■ **Records to use**:

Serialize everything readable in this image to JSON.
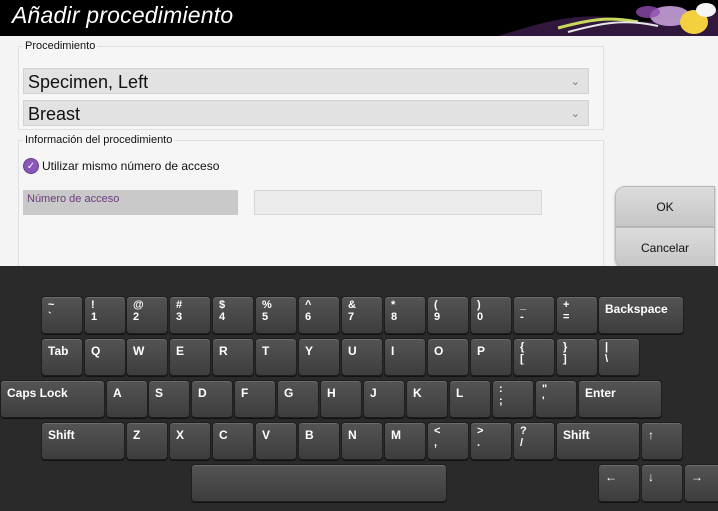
{
  "window": {
    "title": "Añadir procedimiento"
  },
  "procedure": {
    "legend": "Procedimiento",
    "select1": "Specimen, Left",
    "select2": "Breast"
  },
  "info": {
    "legend": "Información del procedimiento",
    "checkbox_label": "Utilizar mismo número de acceso",
    "checkbox_checked": true,
    "accession_label": "Número de acceso",
    "accession_value": ""
  },
  "buttons": {
    "ok": "OK",
    "cancel": "Cancelar"
  },
  "keyboard": {
    "row1": [
      {
        "s": "~",
        "m": "`"
      },
      {
        "s": "!",
        "m": "1"
      },
      {
        "s": "@",
        "m": "2"
      },
      {
        "s": "#",
        "m": "3"
      },
      {
        "s": "$",
        "m": "4"
      },
      {
        "s": "%",
        "m": "5"
      },
      {
        "s": "^",
        "m": "6"
      },
      {
        "s": "&",
        "m": "7"
      },
      {
        "s": "*",
        "m": "8"
      },
      {
        "s": "(",
        "m": "9"
      },
      {
        "s": ")",
        "m": "0"
      },
      {
        "s": "_",
        "m": "-"
      },
      {
        "s": "+",
        "m": "="
      },
      {
        "s": "",
        "m": "Backspace"
      }
    ],
    "row2": [
      {
        "s": "",
        "m": "Tab"
      },
      {
        "s": "",
        "m": "Q"
      },
      {
        "s": "",
        "m": "W"
      },
      {
        "s": "",
        "m": "E"
      },
      {
        "s": "",
        "m": "R"
      },
      {
        "s": "",
        "m": "T"
      },
      {
        "s": "",
        "m": "Y"
      },
      {
        "s": "",
        "m": "U"
      },
      {
        "s": "",
        "m": "I"
      },
      {
        "s": "",
        "m": "O"
      },
      {
        "s": "",
        "m": "P"
      },
      {
        "s": "{",
        "m": "["
      },
      {
        "s": "}",
        "m": "]"
      },
      {
        "s": "|",
        "m": "\\"
      }
    ],
    "row3": [
      {
        "s": "",
        "m": "Caps Lock"
      },
      {
        "s": "",
        "m": "A"
      },
      {
        "s": "",
        "m": "S"
      },
      {
        "s": "",
        "m": "D"
      },
      {
        "s": "",
        "m": "F"
      },
      {
        "s": "",
        "m": "G"
      },
      {
        "s": "",
        "m": "H"
      },
      {
        "s": "",
        "m": "J"
      },
      {
        "s": "",
        "m": "K"
      },
      {
        "s": "",
        "m": "L"
      },
      {
        "s": ":",
        "m": ";"
      },
      {
        "s": "\"",
        "m": "'"
      },
      {
        "s": "",
        "m": "Enter"
      }
    ],
    "row4": [
      {
        "s": "",
        "m": "Shift"
      },
      {
        "s": "",
        "m": "Z"
      },
      {
        "s": "",
        "m": "X"
      },
      {
        "s": "",
        "m": "C"
      },
      {
        "s": "",
        "m": "V"
      },
      {
        "s": "",
        "m": "B"
      },
      {
        "s": "",
        "m": "N"
      },
      {
        "s": "",
        "m": "M"
      },
      {
        "s": "<",
        "m": ","
      },
      {
        "s": ">",
        "m": "."
      },
      {
        "s": "?",
        "m": "/"
      },
      {
        "s": "",
        "m": "Shift"
      },
      {
        "s": "",
        "m": "↑"
      }
    ],
    "row5": [
      {
        "s": "",
        "m": ""
      },
      {
        "s": "",
        "m": "←"
      },
      {
        "s": "",
        "m": "↓"
      },
      {
        "s": "",
        "m": "→"
      }
    ]
  }
}
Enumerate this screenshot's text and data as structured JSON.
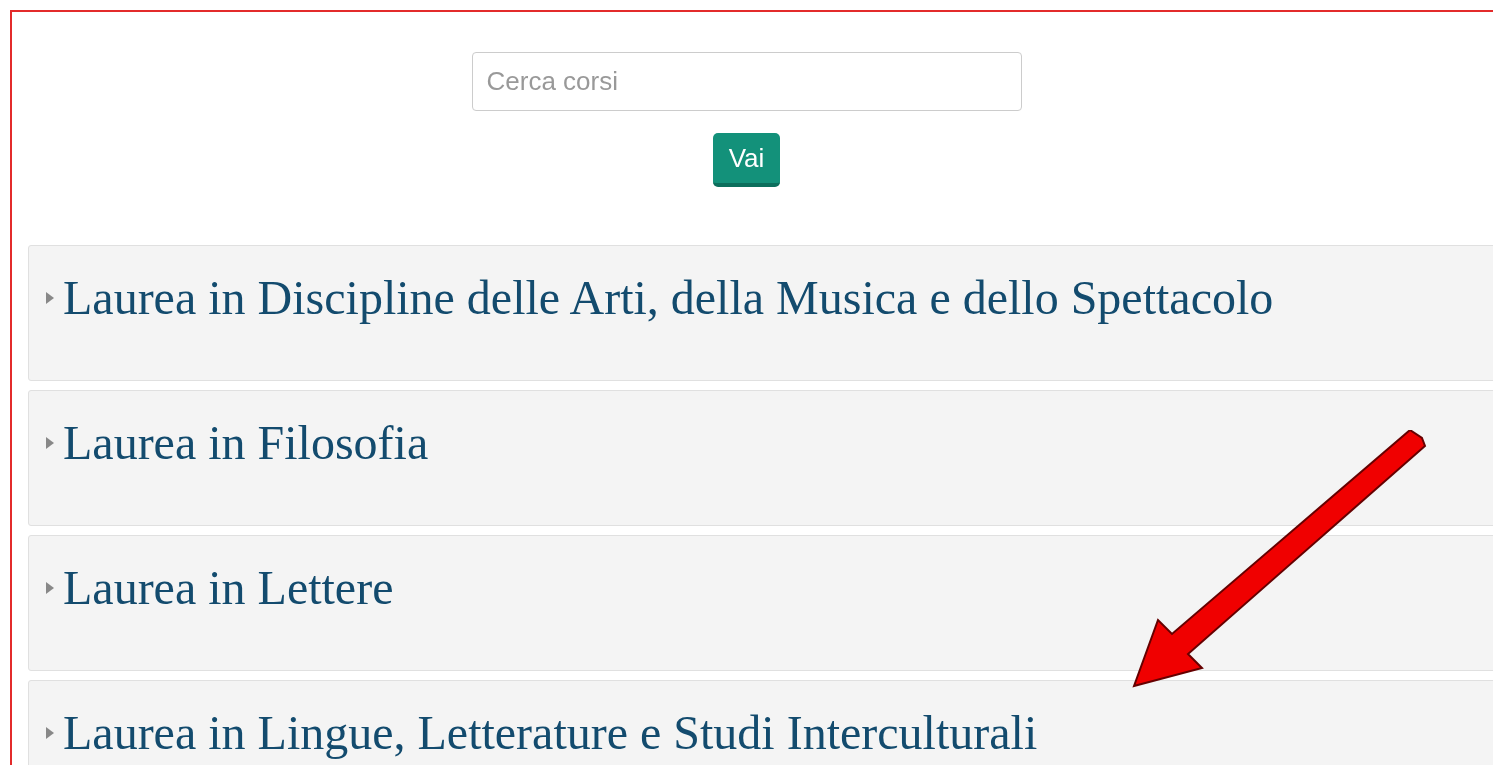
{
  "search": {
    "placeholder": "Cerca corsi"
  },
  "search_button": "Vai",
  "categories": [
    {
      "label": "Laurea in Discipline delle Arti, della Musica e dello Spettacolo",
      "expanded": false
    },
    {
      "label": "Laurea in Filosofia",
      "expanded": false
    },
    {
      "label": "Laurea in Lettere",
      "expanded": false
    },
    {
      "label": "Laurea in Lingue, Letterature e Studi Interculturali",
      "expanded": false
    }
  ]
}
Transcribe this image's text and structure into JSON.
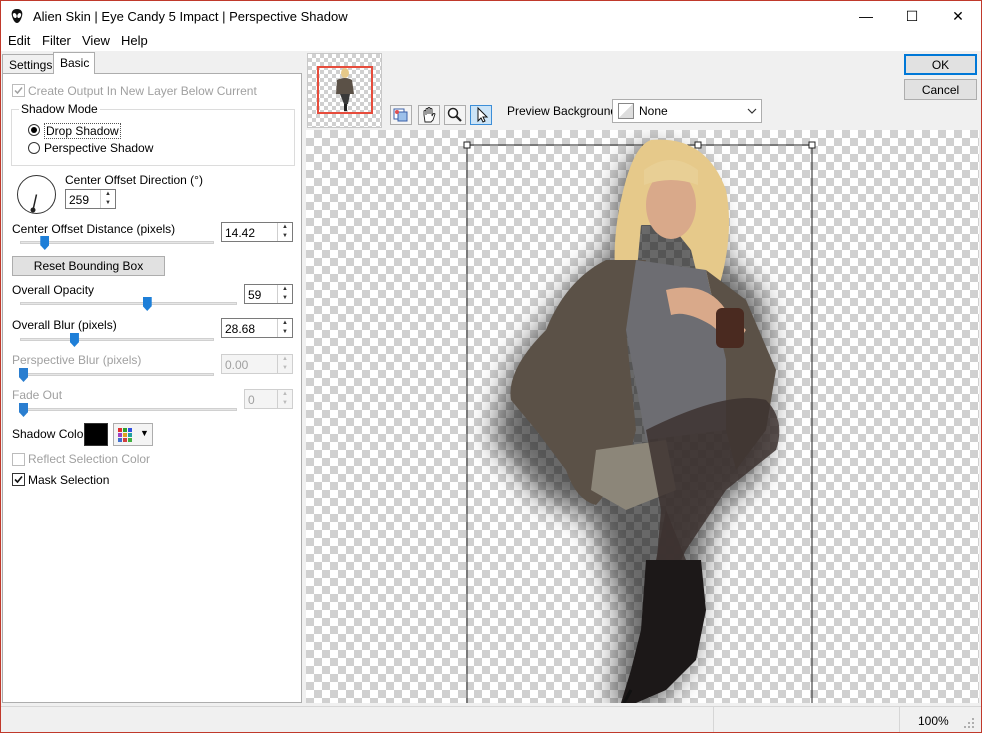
{
  "window": {
    "title": "Alien Skin | Eye Candy 5 Impact | Perspective Shadow",
    "minimize_glyph": "—",
    "maximize_glyph": "☐",
    "close_glyph": "✕"
  },
  "menu": {
    "items": [
      "Edit",
      "Filter",
      "View",
      "Help"
    ]
  },
  "tabs": [
    "Settings",
    "Basic"
  ],
  "basic": {
    "create_output_label": "Create Output In New Layer Below Current",
    "create_output_checked": true,
    "shadow_mode_label": "Shadow Mode",
    "shadow_mode_options": [
      "Drop Shadow",
      "Perspective Shadow"
    ],
    "shadow_mode_selected": "Drop Shadow",
    "center_offset_direction_label": "Center Offset Direction (°)",
    "center_offset_direction_value": "259",
    "center_offset_distance_label": "Center Offset Distance (pixels)",
    "center_offset_distance_value": "14.42",
    "reset_bounding_box_label": "Reset Bounding Box",
    "overall_opacity_label": "Overall Opacity",
    "overall_opacity_value": "59",
    "overall_blur_label": "Overall Blur (pixels)",
    "overall_blur_value": "28.68",
    "perspective_blur_label": "Perspective Blur (pixels)",
    "perspective_blur_value": "0.00",
    "fade_out_label": "Fade Out",
    "fade_out_value": "0",
    "shadow_color_label": "Shadow Color",
    "shadow_color": "#000000",
    "reflect_selection_color_label": "Reflect Selection Color",
    "reflect_selection_color_checked": false,
    "mask_selection_label": "Mask Selection",
    "mask_selection_checked": true
  },
  "sliders": {
    "distance_fraction": 0.09,
    "opacity_fraction": 0.59,
    "blur_fraction": 0.27,
    "perspective_blur_fraction": 0.0,
    "fade_out_fraction": 0.0
  },
  "buttons": {
    "ok_label": "OK",
    "cancel_label": "Cancel"
  },
  "preview": {
    "background_label": "Preview Background:",
    "background_value": "None",
    "zoom": "100%"
  },
  "colors": {
    "accent": "#0078d7",
    "slider_thumb": "#1e7fd8",
    "nav_frame": "#e74c3c"
  }
}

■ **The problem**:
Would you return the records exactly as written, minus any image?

■ **Result below**:
Serialize everything readable in this image to JSON.
{
  "window": {
    "title": "Añadir procedimiento"
  },
  "procedure": {
    "legend": "Procedimiento",
    "select1": "Specimen, Left",
    "select2": "Breast"
  },
  "info": {
    "legend": "Información del procedimiento",
    "checkbox_label": "Utilizar mismo número de acceso",
    "checkbox_checked": true,
    "accession_label": "Número de acceso",
    "accession_value": ""
  },
  "buttons": {
    "ok": "OK",
    "cancel": "Cancelar"
  },
  "keyboard": {
    "row1": [
      {
        "s": "~",
        "m": "`"
      },
      {
        "s": "!",
        "m": "1"
      },
      {
        "s": "@",
        "m": "2"
      },
      {
        "s": "#",
        "m": "3"
      },
      {
        "s": "$",
        "m": "4"
      },
      {
        "s": "%",
        "m": "5"
      },
      {
        "s": "^",
        "m": "6"
      },
      {
        "s": "&",
        "m": "7"
      },
      {
        "s": "*",
        "m": "8"
      },
      {
        "s": "(",
        "m": "9"
      },
      {
        "s": ")",
        "m": "0"
      },
      {
        "s": "_",
        "m": "-"
      },
      {
        "s": "+",
        "m": "="
      },
      {
        "s": "",
        "m": "Backspace"
      }
    ],
    "row2": [
      {
        "s": "",
        "m": "Tab"
      },
      {
        "s": "",
        "m": "Q"
      },
      {
        "s": "",
        "m": "W"
      },
      {
        "s": "",
        "m": "E"
      },
      {
        "s": "",
        "m": "R"
      },
      {
        "s": "",
        "m": "T"
      },
      {
        "s": "",
        "m": "Y"
      },
      {
        "s": "",
        "m": "U"
      },
      {
        "s": "",
        "m": "I"
      },
      {
        "s": "",
        "m": "O"
      },
      {
        "s": "",
        "m": "P"
      },
      {
        "s": "{",
        "m": "["
      },
      {
        "s": "}",
        "m": "]"
      },
      {
        "s": "|",
        "m": "\\"
      }
    ],
    "row3": [
      {
        "s": "",
        "m": "Caps Lock"
      },
      {
        "s": "",
        "m": "A"
      },
      {
        "s": "",
        "m": "S"
      },
      {
        "s": "",
        "m": "D"
      },
      {
        "s": "",
        "m": "F"
      },
      {
        "s": "",
        "m": "G"
      },
      {
        "s": "",
        "m": "H"
      },
      {
        "s": "",
        "m": "J"
      },
      {
        "s": "",
        "m": "K"
      },
      {
        "s": "",
        "m": "L"
      },
      {
        "s": ":",
        "m": ";"
      },
      {
        "s": "\"",
        "m": "'"
      },
      {
        "s": "",
        "m": "Enter"
      }
    ],
    "row4": [
      {
        "s": "",
        "m": "Shift"
      },
      {
        "s": "",
        "m": "Z"
      },
      {
        "s": "",
        "m": "X"
      },
      {
        "s": "",
        "m": "C"
      },
      {
        "s": "",
        "m": "V"
      },
      {
        "s": "",
        "m": "B"
      },
      {
        "s": "",
        "m": "N"
      },
      {
        "s": "",
        "m": "M"
      },
      {
        "s": "<",
        "m": ","
      },
      {
        "s": ">",
        "m": "."
      },
      {
        "s": "?",
        "m": "/"
      },
      {
        "s": "",
        "m": "Shift"
      },
      {
        "s": "",
        "m": "↑"
      }
    ],
    "row5": [
      {
        "s": "",
        "m": ""
      },
      {
        "s": "",
        "m": "←"
      },
      {
        "s": "",
        "m": "↓"
      },
      {
        "s": "",
        "m": "→"
      }
    ]
  }
}
Enumerate this screenshot's text and data as structured JSON.
{
  "search": {
    "placeholder": "Cerca corsi"
  },
  "search_button": "Vai",
  "categories": [
    {
      "label": "Laurea in Discipline delle Arti, della Musica e dello Spettacolo",
      "expanded": false
    },
    {
      "label": "Laurea in Filosofia",
      "expanded": false
    },
    {
      "label": "Laurea in Lettere",
      "expanded": false
    },
    {
      "label": "Laurea in Lingue, Letterature e Studi Interculturali",
      "expanded": false
    }
  ]
}
Transcribe this image's text and structure into JSON.
{
  "window": {
    "title": "Alien Skin | Eye Candy 5 Impact | Perspective Shadow",
    "minimize_glyph": "—",
    "maximize_glyph": "☐",
    "close_glyph": "✕"
  },
  "menu": {
    "items": [
      "Edit",
      "Filter",
      "View",
      "Help"
    ]
  },
  "tabs": [
    "Settings",
    "Basic"
  ],
  "basic": {
    "create_output_label": "Create Output In New Layer Below Current",
    "create_output_checked": true,
    "shadow_mode_label": "Shadow Mode",
    "shadow_mode_options": [
      "Drop Shadow",
      "Perspective Shadow"
    ],
    "shadow_mode_selected": "Drop Shadow",
    "center_offset_direction_label": "Center Offset Direction (°)",
    "center_offset_direction_value": "259",
    "center_offset_distance_label": "Center Offset Distance (pixels)",
    "center_offset_distance_value": "14.42",
    "reset_bounding_box_label": "Reset Bounding Box",
    "overall_opacity_label": "Overall Opacity",
    "overall_opacity_value": "59",
    "overall_blur_label": "Overall Blur (pixels)",
    "overall_blur_value": "28.68",
    "perspective_blur_label": "Perspective Blur (pixels)",
    "perspective_blur_value": "0.00",
    "fade_out_label": "Fade Out",
    "fade_out_value": "0",
    "shadow_color_label": "Shadow Color",
    "shadow_color": "#000000",
    "reflect_selection_color_label": "Reflect Selection Color",
    "reflect_selection_color_checked": false,
    "mask_selection_label": "Mask Selection",
    "mask_selection_checked": true
  },
  "sliders": {
    "distance_fraction": 0.09,
    "opacity_fraction": 0.59,
    "blur_fraction": 0.27,
    "perspective_blur_fraction": 0.0,
    "fade_out_fraction": 0.0
  },
  "buttons": {
    "ok_label": "OK",
    "cancel_label": "Cancel"
  },
  "preview": {
    "background_label": "Preview Background:",
    "background_value": "None",
    "zoom": "100%"
  },
  "colors": {
    "accent": "#0078d7",
    "slider_thumb": "#1e7fd8",
    "nav_frame": "#e74c3c"
  }
}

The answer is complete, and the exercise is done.